- _ASSIGNMENT_:
Nothing but the pictures gets dropped; retype every entry exactly.

┌──

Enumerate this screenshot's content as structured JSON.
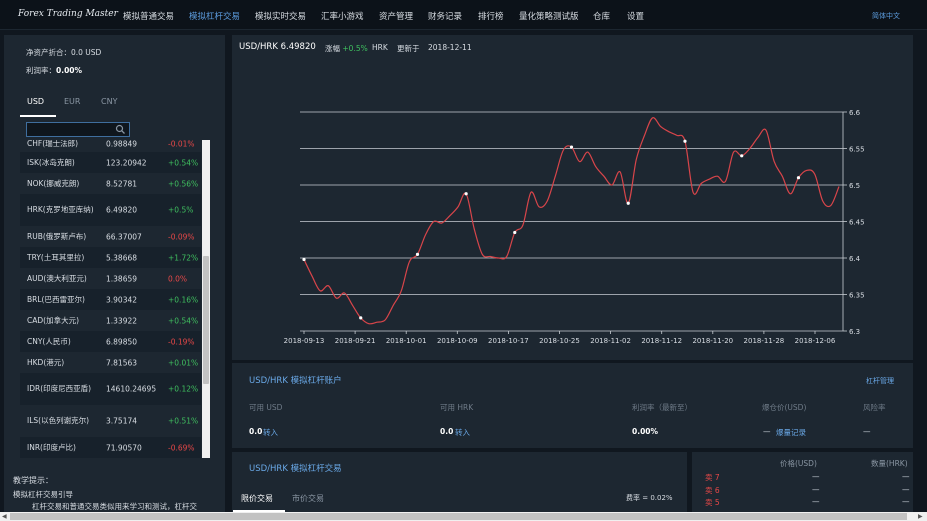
{
  "nav": {
    "brand": "Forex Trading Master",
    "items": [
      "模拟普通交易",
      "模拟杠杆交易",
      "模拟实时交易",
      "汇率小游戏",
      "资产管理",
      "财务记录",
      "排行榜",
      "量化策略测试版",
      "仓库",
      "设置"
    ],
    "active_index": 1,
    "lang": "简体中文"
  },
  "left": {
    "net_assets_label": "净资产折合：",
    "net_assets_value": "0.0 USD",
    "profit_label": "利润率：",
    "profit_value": "0.00%",
    "tabs": [
      "USD",
      "EUR",
      "CNY"
    ],
    "active_tab": 0,
    "search_placeholder": "",
    "rows": [
      {
        "name": "CHF(瑞士法郎)",
        "price": "0.98849",
        "change": "-0.01%",
        "dir": "down"
      },
      {
        "name": "ISK(冰岛克朗)",
        "price": "123.20942",
        "change": "+0.54%",
        "dir": "up"
      },
      {
        "name": "NOK(挪威克朗)",
        "price": "8.52781",
        "change": "+0.56%",
        "dir": "up"
      },
      {
        "name": "HRK(克罗地亚库纳)",
        "price": "6.49820",
        "change": "+0.5%",
        "dir": "up"
      },
      {
        "name": "RUB(俄罗斯卢布)",
        "price": "66.37007",
        "change": "-0.09%",
        "dir": "down"
      },
      {
        "name": "TRY(土耳其里拉)",
        "price": "5.38668",
        "change": "+1.72%",
        "dir": "up"
      },
      {
        "name": "AUD(澳大利亚元)",
        "price": "1.38659",
        "change": "0.0%",
        "dir": "down"
      },
      {
        "name": "BRL(巴西雷亚尔)",
        "price": "3.90342",
        "change": "+0.16%",
        "dir": "up"
      },
      {
        "name": "CAD(加拿大元)",
        "price": "1.33922",
        "change": "+0.54%",
        "dir": "up"
      },
      {
        "name": "CNY(人民币)",
        "price": "6.89850",
        "change": "-0.19%",
        "dir": "down"
      },
      {
        "name": "HKD(港元)",
        "price": "7.81563",
        "change": "+0.01%",
        "dir": "up"
      },
      {
        "name": "IDR(印度尼西亚盾)",
        "price": "14610.24695",
        "change": "+0.12%",
        "dir": "up"
      },
      {
        "name": "ILS(以色列谢克尔)",
        "price": "3.75174",
        "change": "+0.51%",
        "dir": "up"
      },
      {
        "name": "INR(印度卢比)",
        "price": "71.90570",
        "change": "-0.69%",
        "dir": "down"
      }
    ],
    "tips_title": "教学提示：",
    "tips_line1": "模拟杠杆交易引导",
    "tips_line2": "杠杆交易和普通交易类似用来学习和测试，杠杆交"
  },
  "chart_header": {
    "pair": "USD/HRK",
    "price": "6.49820",
    "change_label": "涨幅",
    "change": "+0.5%",
    "currency": "HRK",
    "updated_label": "更新于",
    "date": "2018-12-11"
  },
  "chart_data": {
    "type": "line",
    "x_ticks": [
      "2018-09-13",
      "2018-09-21",
      "2018-10-01",
      "2018-10-09",
      "2018-10-17",
      "2018-10-25",
      "2018-11-02",
      "2018-11-12",
      "2018-11-20",
      "2018-11-28",
      "2018-12-06"
    ],
    "y_ticks": [
      "6.3",
      "6.35",
      "6.4",
      "6.45",
      "6.5",
      "6.55",
      "6.6"
    ],
    "ylim": [
      6.3,
      6.6
    ],
    "grid": true,
    "y_axis_side": "right",
    "values": [
      6.398,
      6.375,
      6.355,
      6.362,
      6.345,
      6.352,
      6.335,
      6.318,
      6.31,
      6.312,
      6.315,
      6.335,
      6.355,
      6.395,
      6.405,
      6.432,
      6.45,
      6.448,
      6.458,
      6.47,
      6.488,
      6.44,
      6.405,
      6.402,
      6.4,
      6.402,
      6.435,
      6.445,
      6.49,
      6.47,
      6.478,
      6.512,
      6.548,
      6.552,
      6.532,
      6.545,
      6.525,
      6.512,
      6.5,
      6.518,
      6.475,
      6.535,
      6.568,
      6.592,
      6.58,
      6.573,
      6.568,
      6.56,
      6.49,
      6.502,
      6.508,
      6.512,
      6.505,
      6.545,
      6.54,
      6.55,
      6.565,
      6.575,
      6.532,
      6.512,
      6.488,
      6.51,
      6.52,
      6.515,
      6.478,
      6.472,
      6.498
    ],
    "markers": [
      0,
      7,
      14,
      20,
      26,
      33,
      40,
      47,
      54,
      61
    ],
    "color": "#d8454a"
  },
  "account": {
    "title": "USD/HRK 模拟杠杆账户",
    "manage": "杠杆管理",
    "labels": [
      "可用 USD",
      "可用 HRK",
      "利润率（最新至）",
      "爆仓价(USD)",
      "风险率"
    ],
    "usd_value": "0.0",
    "hrk_value": "0.0",
    "profit_value": "0.00%",
    "transfer_label": "转入",
    "liq_dash": "—",
    "liq_record": "爆量记录",
    "risk_value": "—"
  },
  "trade": {
    "title": "USD/HRK 模拟杠杆交易",
    "tabs": [
      "限价交易",
      "市价交易"
    ],
    "fee": "费率 = 0.02%"
  },
  "orderbook": {
    "price_header": "价格(USD)",
    "qty_header": "数量(HRK)",
    "rows": [
      {
        "label": "卖 7",
        "price": "—",
        "qty": "—"
      },
      {
        "label": "卖 6",
        "price": "—",
        "qty": "—"
      },
      {
        "label": "卖 5",
        "price": "—",
        "qty": "—"
      }
    ]
  },
  "colors": {
    "accent": "#5d9de0",
    "up": "#3fbf5f",
    "down": "#e84848",
    "panel": "#1d2731",
    "background": "#10171f"
  }
}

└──

- _RESPONSE BOX_:
Enumerate this screenshot's content as structured JSON.
{
  "nav": {
    "brand": "Forex Trading Master",
    "items": [
      "模拟普通交易",
      "模拟杠杆交易",
      "模拟实时交易",
      "汇率小游戏",
      "资产管理",
      "财务记录",
      "排行榜",
      "量化策略测试版",
      "仓库",
      "设置"
    ],
    "active_index": 1,
    "lang": "简体中文"
  },
  "left": {
    "net_assets_label": "净资产折合：",
    "net_assets_value": "0.0 USD",
    "profit_label": "利润率：",
    "profit_value": "0.00%",
    "tabs": [
      "USD",
      "EUR",
      "CNY"
    ],
    "active_tab": 0,
    "search_placeholder": "",
    "rows": [
      {
        "name": "CHF(瑞士法郎)",
        "price": "0.98849",
        "change": "-0.01%",
        "dir": "down"
      },
      {
        "name": "ISK(冰岛克朗)",
        "price": "123.20942",
        "change": "+0.54%",
        "dir": "up"
      },
      {
        "name": "NOK(挪威克朗)",
        "price": "8.52781",
        "change": "+0.56%",
        "dir": "up"
      },
      {
        "name": "HRK(克罗地亚库纳)",
        "price": "6.49820",
        "change": "+0.5%",
        "dir": "up"
      },
      {
        "name": "RUB(俄罗斯卢布)",
        "price": "66.37007",
        "change": "-0.09%",
        "dir": "down"
      },
      {
        "name": "TRY(土耳其里拉)",
        "price": "5.38668",
        "change": "+1.72%",
        "dir": "up"
      },
      {
        "name": "AUD(澳大利亚元)",
        "price": "1.38659",
        "change": "0.0%",
        "dir": "down"
      },
      {
        "name": "BRL(巴西雷亚尔)",
        "price": "3.90342",
        "change": "+0.16%",
        "dir": "up"
      },
      {
        "name": "CAD(加拿大元)",
        "price": "1.33922",
        "change": "+0.54%",
        "dir": "up"
      },
      {
        "name": "CNY(人民币)",
        "price": "6.89850",
        "change": "-0.19%",
        "dir": "down"
      },
      {
        "name": "HKD(港元)",
        "price": "7.81563",
        "change": "+0.01%",
        "dir": "up"
      },
      {
        "name": "IDR(印度尼西亚盾)",
        "price": "14610.24695",
        "change": "+0.12%",
        "dir": "up"
      },
      {
        "name": "ILS(以色列谢克尔)",
        "price": "3.75174",
        "change": "+0.51%",
        "dir": "up"
      },
      {
        "name": "INR(印度卢比)",
        "price": "71.90570",
        "change": "-0.69%",
        "dir": "down"
      }
    ],
    "tips_title": "教学提示：",
    "tips_line1": "模拟杠杆交易引导",
    "tips_line2": "杠杆交易和普通交易类似用来学习和测试，杠杆交"
  },
  "chart_header": {
    "pair": "USD/HRK",
    "price": "6.49820",
    "change_label": "涨幅",
    "change": "+0.5%",
    "currency": "HRK",
    "updated_label": "更新于",
    "date": "2018-12-11"
  },
  "chart_data": {
    "type": "line",
    "x_ticks": [
      "2018-09-13",
      "2018-09-21",
      "2018-10-01",
      "2018-10-09",
      "2018-10-17",
      "2018-10-25",
      "2018-11-02",
      "2018-11-12",
      "2018-11-20",
      "2018-11-28",
      "2018-12-06"
    ],
    "y_ticks": [
      "6.3",
      "6.35",
      "6.4",
      "6.45",
      "6.5",
      "6.55",
      "6.6"
    ],
    "ylim": [
      6.3,
      6.6
    ],
    "grid": true,
    "y_axis_side": "right",
    "values": [
      6.398,
      6.375,
      6.355,
      6.362,
      6.345,
      6.352,
      6.335,
      6.318,
      6.31,
      6.312,
      6.315,
      6.335,
      6.355,
      6.395,
      6.405,
      6.432,
      6.45,
      6.448,
      6.458,
      6.47,
      6.488,
      6.44,
      6.405,
      6.402,
      6.4,
      6.402,
      6.435,
      6.445,
      6.49,
      6.47,
      6.478,
      6.512,
      6.548,
      6.552,
      6.532,
      6.545,
      6.525,
      6.512,
      6.5,
      6.518,
      6.475,
      6.535,
      6.568,
      6.592,
      6.58,
      6.573,
      6.568,
      6.56,
      6.49,
      6.502,
      6.508,
      6.512,
      6.505,
      6.545,
      6.54,
      6.55,
      6.565,
      6.575,
      6.532,
      6.512,
      6.488,
      6.51,
      6.52,
      6.515,
      6.478,
      6.472,
      6.498
    ],
    "markers": [
      0,
      7,
      14,
      20,
      26,
      33,
      40,
      47,
      54,
      61
    ],
    "color": "#d8454a"
  },
  "account": {
    "title": "USD/HRK 模拟杠杆账户",
    "manage": "杠杆管理",
    "labels": [
      "可用 USD",
      "可用 HRK",
      "利润率（最新至）",
      "爆仓价(USD)",
      "风险率"
    ],
    "usd_value": "0.0",
    "hrk_value": "0.0",
    "profit_value": "0.00%",
    "transfer_label": "转入",
    "liq_dash": "—",
    "liq_record": "爆量记录",
    "risk_value": "—"
  },
  "trade": {
    "title": "USD/HRK 模拟杠杆交易",
    "tabs": [
      "限价交易",
      "市价交易"
    ],
    "fee": "费率 = 0.02%"
  },
  "orderbook": {
    "price_header": "价格(USD)",
    "qty_header": "数量(HRK)",
    "rows": [
      {
        "label": "卖 7",
        "price": "—",
        "qty": "—"
      },
      {
        "label": "卖 6",
        "price": "—",
        "qty": "—"
      },
      {
        "label": "卖 5",
        "price": "—",
        "qty": "—"
      }
    ]
  },
  "colors": {
    "accent": "#5d9de0",
    "up": "#3fbf5f",
    "down": "#e84848",
    "panel": "#1d2731",
    "background": "#10171f"
  }
}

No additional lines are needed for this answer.